Line by line, print the records exactly, and keep images out of the copy.

*** Opening LISTED RECORDS ***

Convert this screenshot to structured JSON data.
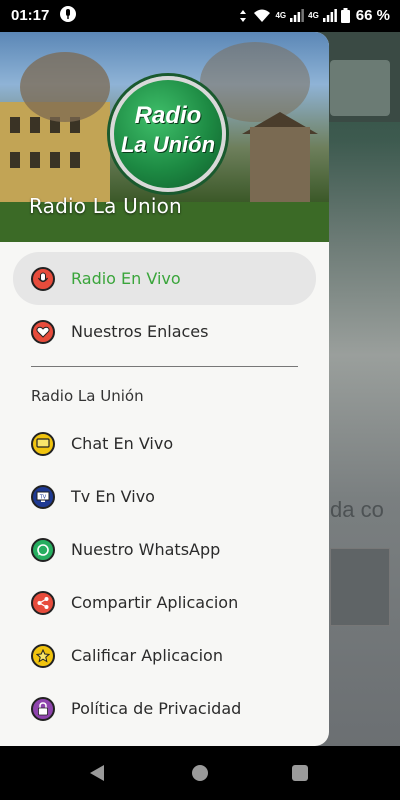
{
  "status_bar": {
    "time": "01:17",
    "network_1": "4G",
    "network_2": "4G",
    "battery": "66 %"
  },
  "background_app": {
    "peek_text": "da co"
  },
  "drawer": {
    "logo_line1": "Radio",
    "logo_line2": "La Unión",
    "title": "Radio La Union",
    "items": [
      {
        "label": "Radio En Vivo",
        "icon": "radio-mic-icon",
        "active": true
      },
      {
        "label": "Nuestros Enlaces",
        "icon": "heart-icon"
      }
    ],
    "section_label": "Radio La Unión",
    "section_items": [
      {
        "label": "Chat En Vivo",
        "icon": "chat-icon"
      },
      {
        "label": "Tv En Vivo",
        "icon": "tv-icon"
      },
      {
        "label": "Nuestro WhatsApp",
        "icon": "whatsapp-icon"
      },
      {
        "label": "Compartir Aplicacion",
        "icon": "share-icon"
      },
      {
        "label": "Calificar Aplicacion",
        "icon": "star-icon"
      },
      {
        "label": "Política de Privacidad",
        "icon": "lock-icon"
      }
    ]
  },
  "colors": {
    "active": "#3aa53b",
    "drawer_bg": "#f7f7f5"
  }
}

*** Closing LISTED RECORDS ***

**EXERCISE RESPONSE**
Convert this screenshot to structured JSON data.
{
  "status_bar": {
    "time": "01:17",
    "network_1": "4G",
    "network_2": "4G",
    "battery": "66 %"
  },
  "background_app": {
    "peek_text": "da co"
  },
  "drawer": {
    "logo_line1": "Radio",
    "logo_line2": "La Unión",
    "title": "Radio La Union",
    "items": [
      {
        "label": "Radio En Vivo",
        "icon": "radio-mic-icon",
        "active": true
      },
      {
        "label": "Nuestros Enlaces",
        "icon": "heart-icon"
      }
    ],
    "section_label": "Radio La Unión",
    "section_items": [
      {
        "label": "Chat En Vivo",
        "icon": "chat-icon"
      },
      {
        "label": "Tv En Vivo",
        "icon": "tv-icon"
      },
      {
        "label": "Nuestro WhatsApp",
        "icon": "whatsapp-icon"
      },
      {
        "label": "Compartir Aplicacion",
        "icon": "share-icon"
      },
      {
        "label": "Calificar Aplicacion",
        "icon": "star-icon"
      },
      {
        "label": "Política de Privacidad",
        "icon": "lock-icon"
      }
    ]
  },
  "colors": {
    "active": "#3aa53b",
    "drawer_bg": "#f7f7f5"
  }
}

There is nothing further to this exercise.